The SEC carried this limitation over to placement agents used by investment advisers. The placement agent needs to be subject to similar limitations. That means the placement agent would need to be a registered investment adviser or otherwise regulated. At first the SEC expected FINRA to create a new rule to govern pay-to play. Instead, Section 975 of Dodd-Frank Wall Street Reform and Consumer Protection Act created a new category of regulated persons called a “municipal adviser.” This new category will regulated by the Municipal Securities Rulemaking Board.
The MSRB has issued a proposed draft of new Rule G-42 that would limit a placement agent’s ability to make political contributions.
One major difference between this draft of Rule G-42 and SEC Rule 206(4)-5 is the definition of de minimis political contribution. The SEC allows a contribution of $350 per election cycle for candidate you can vote for or $150 for a candidate you can’t vote for. The MSRB definition would be $250 for candidate that you can vote for.
Violating the rule means you are banned from
- engaging in municipal advisory business with a municipal entity for compensation,
- soliciting third-party business from a municipal entity for compensation, or

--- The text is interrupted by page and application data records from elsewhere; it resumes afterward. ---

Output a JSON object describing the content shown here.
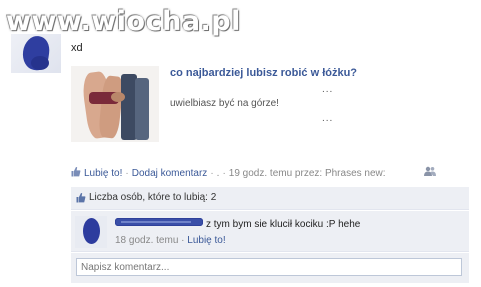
{
  "watermark": "www.wiocha.pl",
  "post": {
    "status_text": "xd",
    "link_title": "co najbardziej lubisz robić w łóżku?",
    "link_description": "uwielbiasz być na górze!",
    "ellipsis_1": "...",
    "ellipsis_2": "..."
  },
  "actions": {
    "like": "Lubię to!",
    "comment": "Dodaj komentarz",
    "dot": ".",
    "timestamp": "19 godz. temu przez: Phrases new:"
  },
  "likes": {
    "text": "Liczba osób, które to lubią: 2"
  },
  "comment": {
    "text": "z tym bym sie klucił kociku :P hehe",
    "time": "18 godz. temu",
    "like": "Lubię to!"
  },
  "composer": {
    "placeholder": "Napisz komentarz..."
  },
  "colors": {
    "link": "#3b5998",
    "panel": "#edeff4",
    "muted": "#888888"
  }
}
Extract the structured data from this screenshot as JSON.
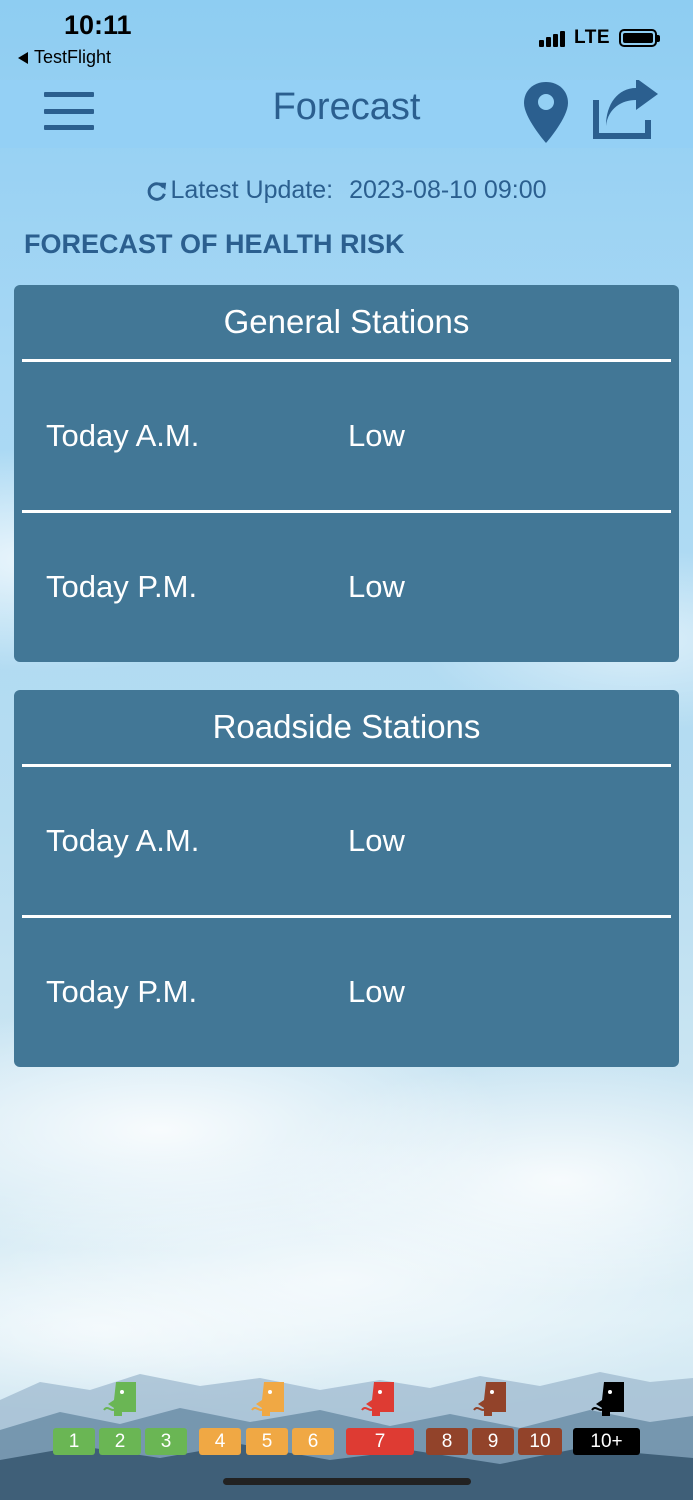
{
  "status_bar": {
    "time": "10:11",
    "back_app": "TestFlight",
    "network": "LTE"
  },
  "nav": {
    "title": "Forecast",
    "icons": [
      "menu-icon",
      "location-pin-icon",
      "share-icon"
    ]
  },
  "update": {
    "label": "Latest Update:",
    "value": "2023-08-10 09:00"
  },
  "section_heading": "FORECAST OF HEALTH RISK",
  "cards": [
    {
      "title": "General Stations",
      "rows": [
        {
          "period": "Today A.M.",
          "risk": "Low"
        },
        {
          "period": "Today P.M.",
          "risk": "Low"
        }
      ]
    },
    {
      "title": "Roadside Stations",
      "rows": [
        {
          "period": "Today A.M.",
          "risk": "Low"
        },
        {
          "period": "Today P.M.",
          "risk": "Low"
        }
      ]
    }
  ],
  "legend": {
    "levels": [
      "1",
      "2",
      "3",
      "4",
      "5",
      "6",
      "7",
      "8",
      "9",
      "10",
      "10+"
    ],
    "colors": {
      "low": "#6ab654",
      "moderate": "#f0a844",
      "high": "#de3b33",
      "very_high": "#92432a",
      "serious": "#000000"
    }
  },
  "colors": {
    "accent": "#2b5f8f",
    "card_bg": "#427796"
  }
}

- receiving compensation for the solicitation of third-party business from a municipal entity,
for two years after any contribution to an official of such municipal entity in excess of the de minimis amount.
Proposed Rule G-42 for municipal advisers is similar to Rule G-37 for those in the municipal securities business. I expect that comments will argue that the de minimis amount should match up with the SEC’s de minimis amount.